* THE RECORDS *
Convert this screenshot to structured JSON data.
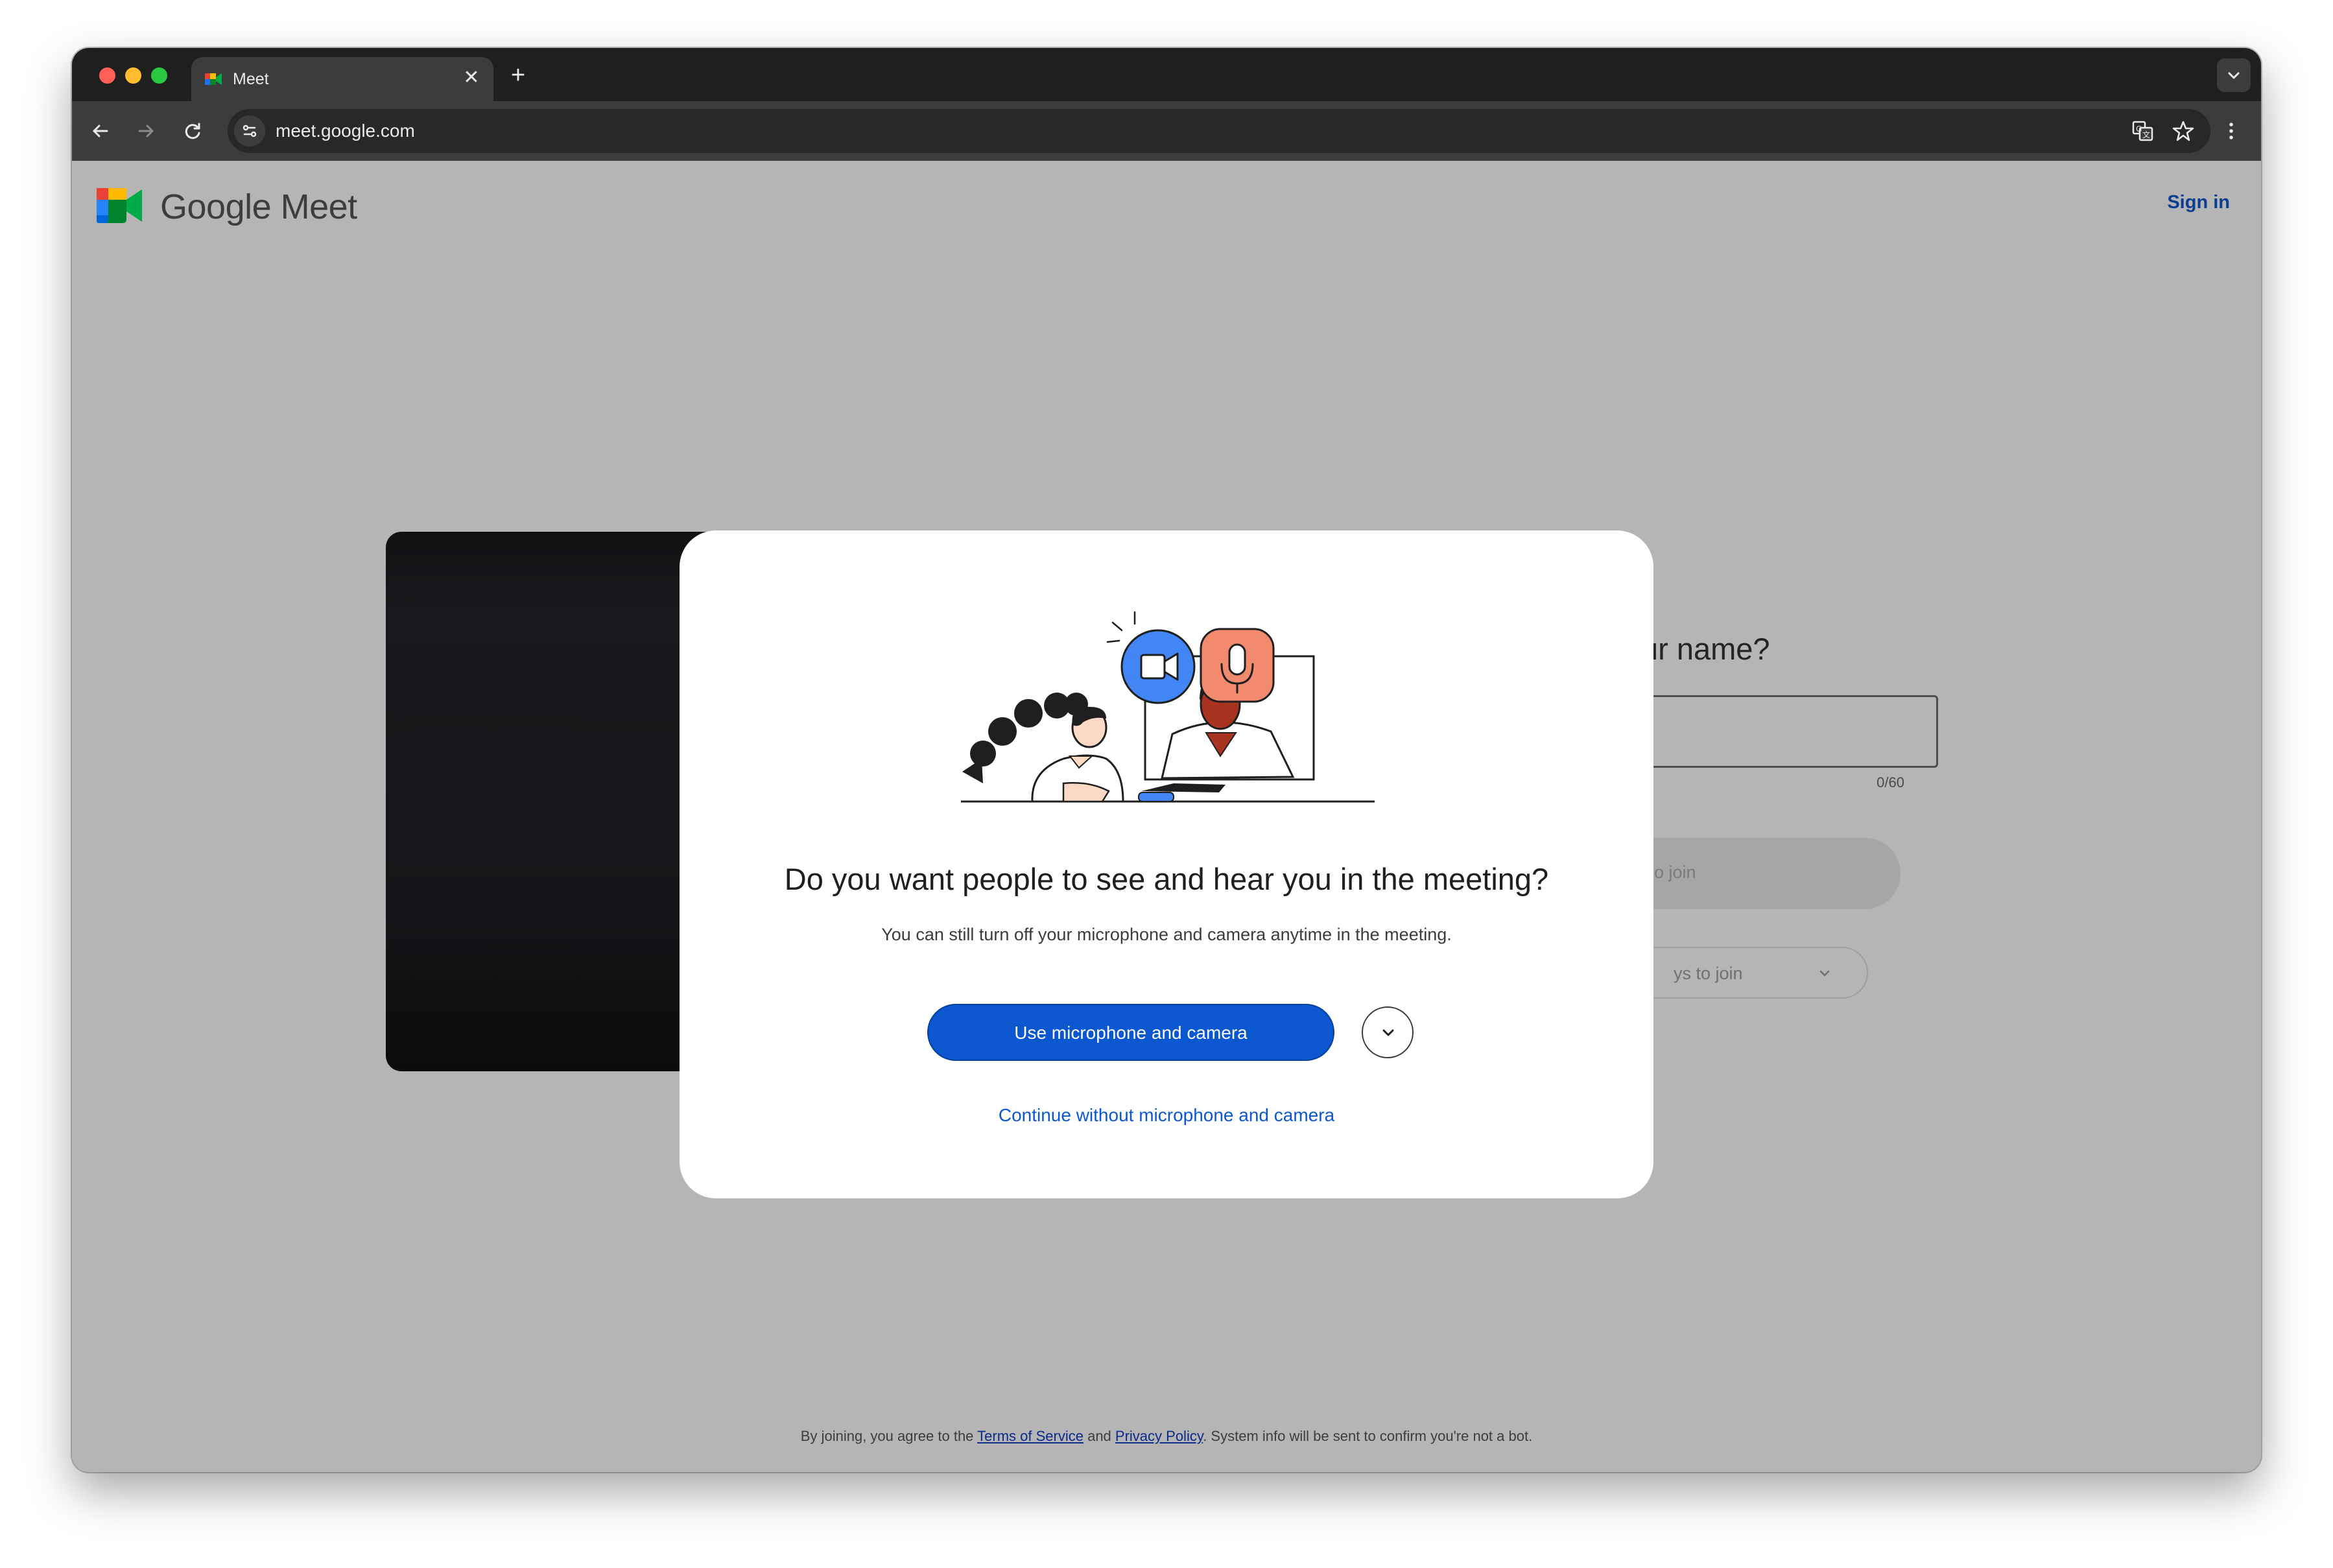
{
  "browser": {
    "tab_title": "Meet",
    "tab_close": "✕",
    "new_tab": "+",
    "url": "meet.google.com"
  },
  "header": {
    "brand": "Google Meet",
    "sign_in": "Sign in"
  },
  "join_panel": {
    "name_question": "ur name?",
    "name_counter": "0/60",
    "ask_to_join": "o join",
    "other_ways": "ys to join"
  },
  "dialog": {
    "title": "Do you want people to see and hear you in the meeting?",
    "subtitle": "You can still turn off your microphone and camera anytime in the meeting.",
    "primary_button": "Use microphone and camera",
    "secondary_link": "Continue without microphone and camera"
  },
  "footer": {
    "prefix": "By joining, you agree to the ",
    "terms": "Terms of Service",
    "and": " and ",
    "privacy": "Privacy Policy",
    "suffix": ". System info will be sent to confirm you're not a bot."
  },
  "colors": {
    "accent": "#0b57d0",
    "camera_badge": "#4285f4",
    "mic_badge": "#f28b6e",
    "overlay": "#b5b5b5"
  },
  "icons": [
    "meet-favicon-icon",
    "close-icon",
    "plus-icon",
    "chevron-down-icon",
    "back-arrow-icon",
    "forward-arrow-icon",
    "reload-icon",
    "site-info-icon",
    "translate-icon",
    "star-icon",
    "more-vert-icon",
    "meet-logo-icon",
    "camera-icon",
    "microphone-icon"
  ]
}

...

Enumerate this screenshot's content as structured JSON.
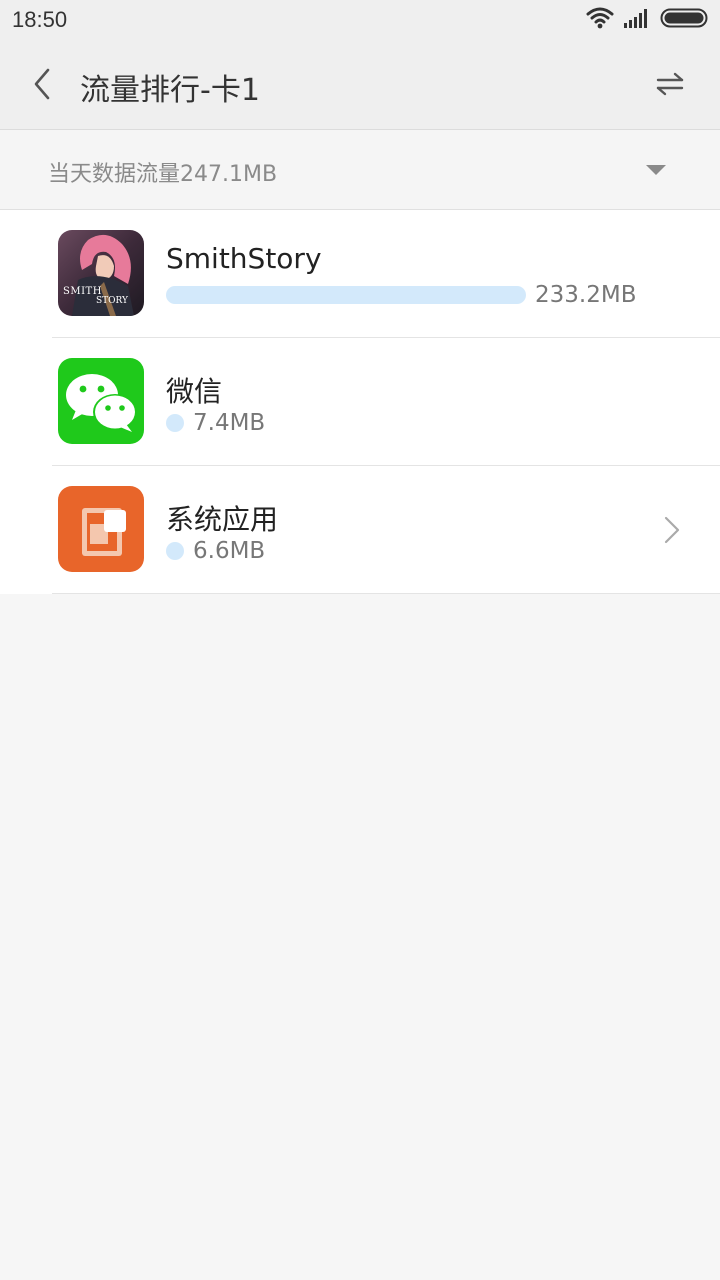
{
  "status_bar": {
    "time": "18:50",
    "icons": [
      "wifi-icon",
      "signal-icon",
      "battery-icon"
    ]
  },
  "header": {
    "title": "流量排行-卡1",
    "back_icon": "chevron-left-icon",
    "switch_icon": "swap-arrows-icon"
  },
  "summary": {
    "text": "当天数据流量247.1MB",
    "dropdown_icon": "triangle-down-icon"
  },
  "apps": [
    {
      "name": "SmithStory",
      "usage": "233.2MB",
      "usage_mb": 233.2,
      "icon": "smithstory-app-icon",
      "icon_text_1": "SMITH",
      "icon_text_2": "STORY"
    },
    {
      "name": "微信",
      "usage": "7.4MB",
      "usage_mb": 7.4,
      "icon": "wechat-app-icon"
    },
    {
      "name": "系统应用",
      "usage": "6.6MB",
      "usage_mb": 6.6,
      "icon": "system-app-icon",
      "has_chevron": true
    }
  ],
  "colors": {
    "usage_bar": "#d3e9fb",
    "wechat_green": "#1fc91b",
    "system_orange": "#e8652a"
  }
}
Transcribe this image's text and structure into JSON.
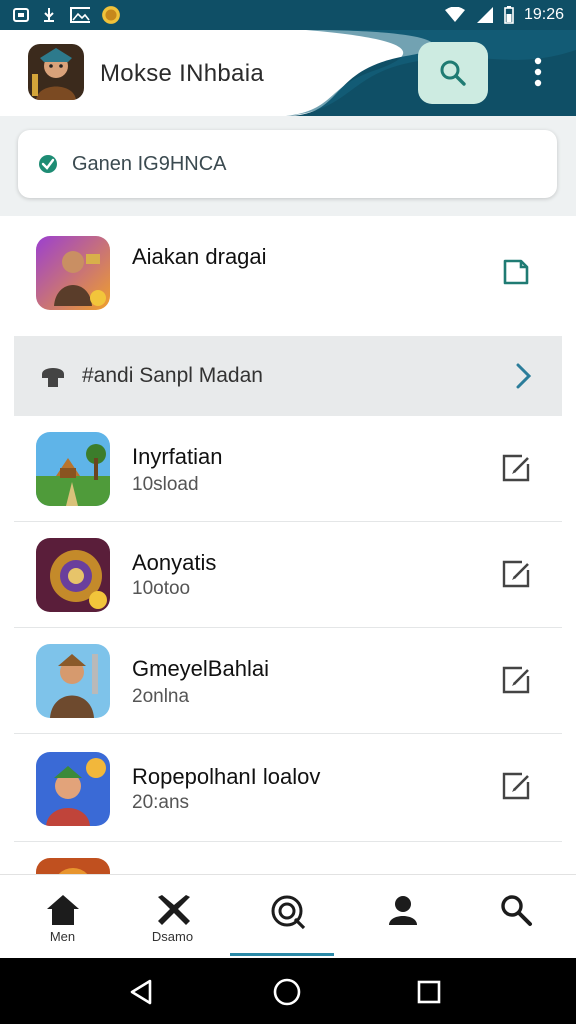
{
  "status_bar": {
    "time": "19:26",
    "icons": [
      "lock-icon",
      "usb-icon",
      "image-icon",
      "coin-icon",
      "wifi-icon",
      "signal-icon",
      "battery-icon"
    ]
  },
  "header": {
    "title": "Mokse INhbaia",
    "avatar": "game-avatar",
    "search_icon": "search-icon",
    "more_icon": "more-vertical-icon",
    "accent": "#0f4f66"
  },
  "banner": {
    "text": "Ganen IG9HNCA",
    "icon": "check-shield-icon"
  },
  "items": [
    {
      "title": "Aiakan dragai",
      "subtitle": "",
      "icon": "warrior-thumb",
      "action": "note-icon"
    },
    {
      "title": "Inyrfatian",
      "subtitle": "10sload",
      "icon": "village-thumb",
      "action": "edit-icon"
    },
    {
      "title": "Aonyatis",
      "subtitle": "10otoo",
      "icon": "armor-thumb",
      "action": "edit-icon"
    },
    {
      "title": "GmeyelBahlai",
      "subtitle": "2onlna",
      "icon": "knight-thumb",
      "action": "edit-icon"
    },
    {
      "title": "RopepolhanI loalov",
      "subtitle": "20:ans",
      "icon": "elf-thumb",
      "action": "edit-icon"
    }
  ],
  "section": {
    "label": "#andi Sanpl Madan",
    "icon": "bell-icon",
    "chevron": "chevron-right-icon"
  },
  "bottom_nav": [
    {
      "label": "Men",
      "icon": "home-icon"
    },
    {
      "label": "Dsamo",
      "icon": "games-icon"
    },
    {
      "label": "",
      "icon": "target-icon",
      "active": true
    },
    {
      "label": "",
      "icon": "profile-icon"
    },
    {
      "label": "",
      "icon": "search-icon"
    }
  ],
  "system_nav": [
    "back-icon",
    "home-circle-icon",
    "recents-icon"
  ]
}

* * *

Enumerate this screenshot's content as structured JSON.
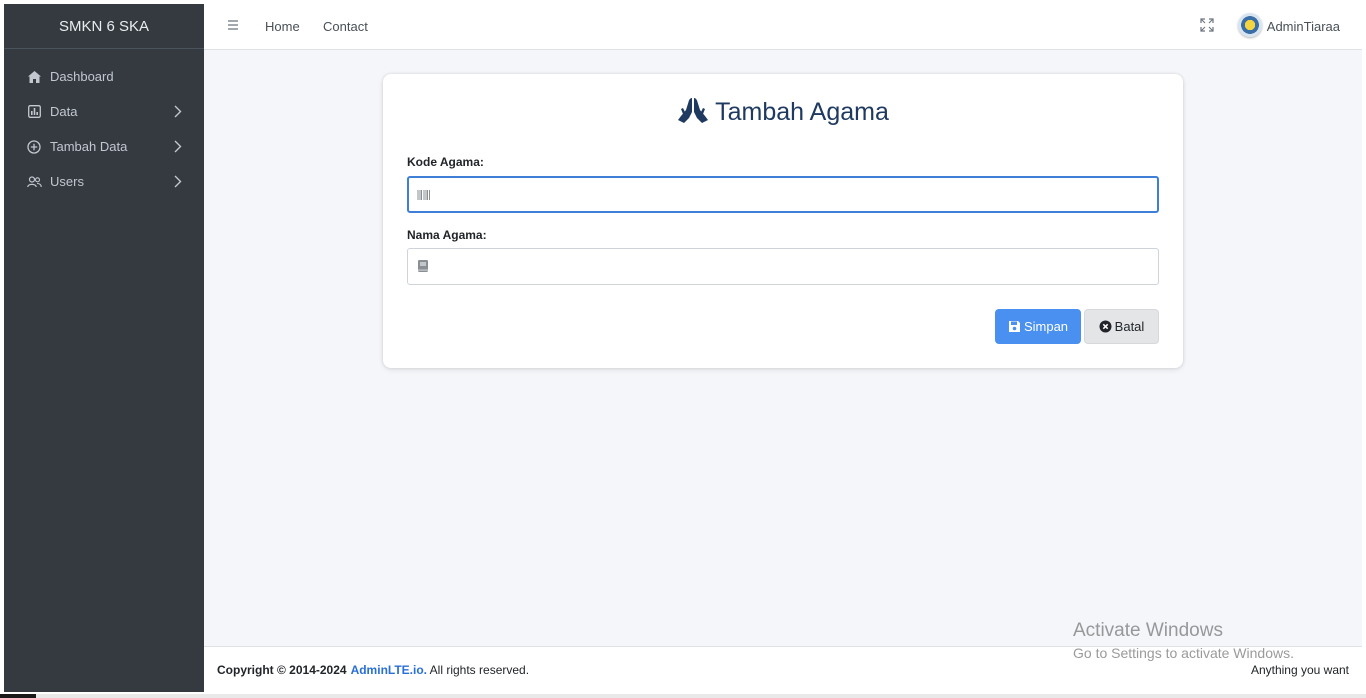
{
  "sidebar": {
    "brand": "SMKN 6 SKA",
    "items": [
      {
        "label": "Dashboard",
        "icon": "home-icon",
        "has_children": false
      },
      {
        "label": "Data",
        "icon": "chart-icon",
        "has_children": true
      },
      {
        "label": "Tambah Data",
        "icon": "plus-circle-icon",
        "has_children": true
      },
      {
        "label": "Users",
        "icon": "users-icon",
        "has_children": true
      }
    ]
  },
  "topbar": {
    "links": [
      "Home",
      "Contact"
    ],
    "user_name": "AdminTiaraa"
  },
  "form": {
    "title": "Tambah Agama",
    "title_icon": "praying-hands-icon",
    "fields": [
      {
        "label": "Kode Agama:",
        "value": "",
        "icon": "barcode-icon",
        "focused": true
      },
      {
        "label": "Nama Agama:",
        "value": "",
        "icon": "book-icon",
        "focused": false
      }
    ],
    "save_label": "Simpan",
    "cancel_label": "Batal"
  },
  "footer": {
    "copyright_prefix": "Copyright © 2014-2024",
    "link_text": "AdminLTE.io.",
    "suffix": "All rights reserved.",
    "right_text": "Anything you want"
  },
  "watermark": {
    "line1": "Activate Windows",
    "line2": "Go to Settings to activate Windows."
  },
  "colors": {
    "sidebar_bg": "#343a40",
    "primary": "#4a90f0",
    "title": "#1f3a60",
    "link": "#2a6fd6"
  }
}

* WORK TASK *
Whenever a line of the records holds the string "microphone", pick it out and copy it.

* ANSWER BOX *
    "subtitle": "You can still turn off your microphone and camera anytime in the meeting.",
    "primary_button": "Use microphone and camera",
    "secondary_link": "Continue without microphone and camera"
    "microphone-icon"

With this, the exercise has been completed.